Interface dataset entries:

=====

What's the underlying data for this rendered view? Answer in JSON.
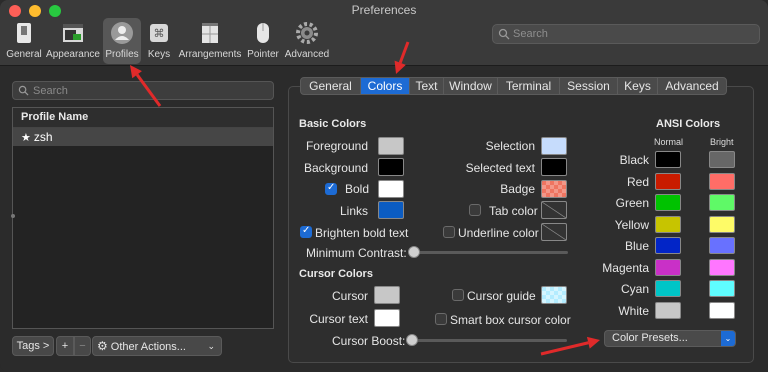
{
  "window": {
    "title": "Preferences"
  },
  "toolbar": {
    "items": [
      {
        "label": "General",
        "icon": "general-icon"
      },
      {
        "label": "Appearance",
        "icon": "appearance-icon"
      },
      {
        "label": "Profiles",
        "icon": "profiles-icon",
        "selected": true
      },
      {
        "label": "Keys",
        "icon": "keys-icon"
      },
      {
        "label": "Arrangements",
        "icon": "arrangements-icon"
      },
      {
        "label": "Pointer",
        "icon": "pointer-icon"
      },
      {
        "label": "Advanced",
        "icon": "advanced-icon"
      }
    ],
    "search_placeholder": "Search"
  },
  "profiles": {
    "search_placeholder": "Search",
    "header": "Profile Name",
    "rows": [
      {
        "name": "zsh",
        "default": true
      }
    ],
    "tags_label": "Tags >",
    "plus_label": "+",
    "minus_label": "−",
    "other_actions_label": "Other Actions..."
  },
  "tabs": [
    "General",
    "Colors",
    "Text",
    "Window",
    "Terminal",
    "Session",
    "Keys",
    "Advanced"
  ],
  "active_tab": "Colors",
  "basic_colors": {
    "title": "Basic Colors",
    "foreground": {
      "label": "Foreground",
      "color": "#c7c7c7"
    },
    "background": {
      "label": "Background",
      "color": "#000000"
    },
    "bold": {
      "label": "Bold",
      "color": "#ffffff",
      "checked": true
    },
    "links": {
      "label": "Links",
      "color": "#0b5cc2"
    },
    "brighten": {
      "label": "Brighten bold text",
      "checked": true
    },
    "min_contrast": {
      "label": "Minimum Contrast:",
      "value": 0
    },
    "selection": {
      "label": "Selection",
      "color": "#c6dcfc"
    },
    "selected_text": {
      "label": "Selected text",
      "color": "#000000"
    },
    "badge": {
      "label": "Badge",
      "color": "#ef7561"
    },
    "tab_color": {
      "label": "Tab color",
      "checked": false
    },
    "underline_color": {
      "label": "Underline color",
      "checked": false
    }
  },
  "cursor_colors": {
    "title": "Cursor Colors",
    "cursor": {
      "label": "Cursor",
      "color": "#c7c7c7"
    },
    "cursor_text": {
      "label": "Cursor text",
      "color": "#ffffff"
    },
    "cursor_guide": {
      "label": "Cursor guide",
      "checked": false,
      "color": "#b3ecff"
    },
    "smart_box": {
      "label": "Smart box cursor color",
      "checked": false
    },
    "boost": {
      "label": "Cursor Boost:",
      "value": 0
    }
  },
  "ansi": {
    "title": "ANSI Colors",
    "normal_label": "Normal",
    "bright_label": "Bright",
    "rows": [
      {
        "name": "Black",
        "normal": "#000000",
        "bright": "#676767"
      },
      {
        "name": "Red",
        "normal": "#c91b00",
        "bright": "#ff6d67"
      },
      {
        "name": "Green",
        "normal": "#00c200",
        "bright": "#5ff967"
      },
      {
        "name": "Yellow",
        "normal": "#c7c400",
        "bright": "#fefb67"
      },
      {
        "name": "Blue",
        "normal": "#0225c7",
        "bright": "#6871ff"
      },
      {
        "name": "Magenta",
        "normal": "#c930c7",
        "bright": "#ff76ff"
      },
      {
        "name": "Cyan",
        "normal": "#00c5c7",
        "bright": "#5ffdff"
      },
      {
        "name": "White",
        "normal": "#c7c7c7",
        "bright": "#feffff"
      }
    ]
  },
  "presets_label": "Color Presets...",
  "accent": "#1d6bd4",
  "annotation_color": "#e02a2a"
}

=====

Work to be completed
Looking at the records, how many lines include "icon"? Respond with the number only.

Exercise response
7